“You guys are nuts and this side show has gone on long enough. Was something in that beer Aoife gave me. Am I drugged? Because this sideshow is absurd.”
Both Maury and Steve looked to Dr. Phil as if for guidance, or perhaps conceding to a higher principled authority. Dr. Phil turned to them both, nodded his head, an unspoken agreement clearly accepted, crossed his legs and rested his binder on his knee before addressing Joseph in a calm, casual manner.
“I do not believe further deliberation is required in our determination of the sentencing requirements that would be satisfactory for the crimes and misdemeanors we have reviewed here today. Normally in such cases I would offer you the option of attending one of our rehabilitation centres for treatment and convalescence, but it would appear, by your actions and words, that that would be a waste of time and resources.”
Turning to his cohosts, he asked, “Gentlemen, do you have anything further to add?”
Maury stood up, raising both hands in the air as if in supplication to a higher being, and pronounced, “I would just like to thank my studio audience and . . .”
“Maury,” Dr. Phil cut in, “now is not the time.”
Maury returned to his chair. Dr. Phil, waiting to ensure there were no further comments or asides from his cohosts, addressed Joseph, who throughout this whole extraordinary and bizarre occurrence had no idea why he was sitting on, presumably a dais, in front of three television celebrities who were ostensibly reviewing and making judgements on his past life.
“We have nothing further to say, Joseph.

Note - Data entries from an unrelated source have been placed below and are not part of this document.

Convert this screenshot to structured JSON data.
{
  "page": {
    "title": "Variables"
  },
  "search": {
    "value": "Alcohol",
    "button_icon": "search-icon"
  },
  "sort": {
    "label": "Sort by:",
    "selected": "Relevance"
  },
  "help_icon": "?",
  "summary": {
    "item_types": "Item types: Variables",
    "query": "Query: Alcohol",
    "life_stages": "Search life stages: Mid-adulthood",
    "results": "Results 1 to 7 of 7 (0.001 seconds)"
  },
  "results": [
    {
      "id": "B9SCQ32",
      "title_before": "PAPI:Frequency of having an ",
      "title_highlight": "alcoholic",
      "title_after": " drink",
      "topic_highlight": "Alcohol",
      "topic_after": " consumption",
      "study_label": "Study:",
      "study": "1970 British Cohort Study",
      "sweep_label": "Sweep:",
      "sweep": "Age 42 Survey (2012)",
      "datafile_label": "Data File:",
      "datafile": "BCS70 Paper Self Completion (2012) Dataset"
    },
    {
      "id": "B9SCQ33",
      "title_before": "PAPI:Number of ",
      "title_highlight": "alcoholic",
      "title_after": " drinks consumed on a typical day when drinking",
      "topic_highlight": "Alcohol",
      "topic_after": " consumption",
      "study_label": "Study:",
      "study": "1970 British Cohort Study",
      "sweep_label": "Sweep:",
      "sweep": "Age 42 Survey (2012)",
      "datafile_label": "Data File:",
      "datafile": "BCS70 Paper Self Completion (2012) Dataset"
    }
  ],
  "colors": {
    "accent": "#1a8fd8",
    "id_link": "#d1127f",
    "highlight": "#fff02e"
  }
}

We wish you God’s speed.” And without another word, all three rose simultaneously and withdrew into the abyss of darkness as the lights above their chairs dimmed and then cut out.
Joseph was left alone, a singularity in a black void with no rhyme nor reason for what had just occurred. He remained in his chair, pondering and evaluating what he should do next and the only option he concluded was to rise and head off into the unknown in search of a way out.

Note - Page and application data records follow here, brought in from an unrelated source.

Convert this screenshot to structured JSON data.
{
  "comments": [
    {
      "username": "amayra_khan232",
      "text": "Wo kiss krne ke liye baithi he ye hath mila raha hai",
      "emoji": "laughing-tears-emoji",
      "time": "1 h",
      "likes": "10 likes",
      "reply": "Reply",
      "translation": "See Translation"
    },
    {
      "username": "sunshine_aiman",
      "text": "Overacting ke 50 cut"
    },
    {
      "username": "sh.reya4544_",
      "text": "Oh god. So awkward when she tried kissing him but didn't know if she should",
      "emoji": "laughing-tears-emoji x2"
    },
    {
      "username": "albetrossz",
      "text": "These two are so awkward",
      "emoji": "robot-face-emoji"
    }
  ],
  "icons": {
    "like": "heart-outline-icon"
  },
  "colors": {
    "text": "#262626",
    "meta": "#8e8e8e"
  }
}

Tentatively, he leaned forward and found that, yes, he now could move his body and with a little effort rose from the chair. He turned to his right, black as night. He turned to his left; his optimism drowned in the depths of an ocean rift miles below the sunlit surface. If he moved forward, there was the possibility of colliding with his inquisitor’s chairs so he moved to his right and proceed through the darkness in search of: salvation, hope, truth. He wandered about in the darkness, hands outstretched before him to ward of any unknown and unseen objects or protuberances, well aware that eventually he would in all likelihood return to the spot where he commenced his search, if he didn’t fall into a void that his exploratory footsteps failed to identify in time.
After what seemed to Joseph an inordinate amount of time, he spied directly ahead of him a faint red glow. There was hope, and he advanced quickly towards this point of salvation. As he approached, he recognized the glow. It was an exit sign and beneath this icon of deliverance was a doorway.

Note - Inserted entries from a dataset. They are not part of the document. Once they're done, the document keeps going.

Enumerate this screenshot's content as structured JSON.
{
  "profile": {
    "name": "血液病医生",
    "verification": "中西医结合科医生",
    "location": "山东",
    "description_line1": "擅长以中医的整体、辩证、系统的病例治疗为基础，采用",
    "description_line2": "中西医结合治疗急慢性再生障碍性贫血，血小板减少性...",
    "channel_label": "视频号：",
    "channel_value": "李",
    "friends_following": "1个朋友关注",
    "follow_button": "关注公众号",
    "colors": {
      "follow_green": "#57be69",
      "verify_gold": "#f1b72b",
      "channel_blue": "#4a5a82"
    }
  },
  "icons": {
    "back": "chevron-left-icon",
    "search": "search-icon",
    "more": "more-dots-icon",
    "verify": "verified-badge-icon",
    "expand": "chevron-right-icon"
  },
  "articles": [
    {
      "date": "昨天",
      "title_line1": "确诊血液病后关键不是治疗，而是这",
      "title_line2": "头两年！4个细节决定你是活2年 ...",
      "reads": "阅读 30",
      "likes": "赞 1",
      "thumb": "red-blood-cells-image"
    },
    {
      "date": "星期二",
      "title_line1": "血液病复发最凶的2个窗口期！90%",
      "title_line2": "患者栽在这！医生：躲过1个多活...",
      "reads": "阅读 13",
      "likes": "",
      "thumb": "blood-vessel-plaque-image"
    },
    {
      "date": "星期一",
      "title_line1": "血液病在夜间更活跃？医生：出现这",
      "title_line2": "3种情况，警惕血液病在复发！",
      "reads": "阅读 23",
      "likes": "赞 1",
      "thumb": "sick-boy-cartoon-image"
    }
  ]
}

He tried the doorknob and as it turned, his hopes of returning to his normal life flowered in anticipation of escaping what was, in Joseph’s mind, an absurd and dreamlike tribunal. The door opened and Joseph hurriedly walked through, his eyes slowly adjusting to the bright lights of the room. As his eyes regained their focus, he found to his surprise that the room, was more than a room. It was a courtroom, and behind the raised bench presiding over an empty courtroom, was a lone individual. Whose name, inscribed on the docket, was Judy Sheindlin. Judge Judy, with a green four-leaf clover brooch pinned to her robe. And she wasn’t looking favourably at Joseph, who returned Judy’s menacing stare with a look of complete exhaustion and despair.
And for whatever reason, the words of F.T. Long came suddenly to his ravaged mind:
“The wages of sin, can be sparse and hollow, the road of truth is the one you should follow.”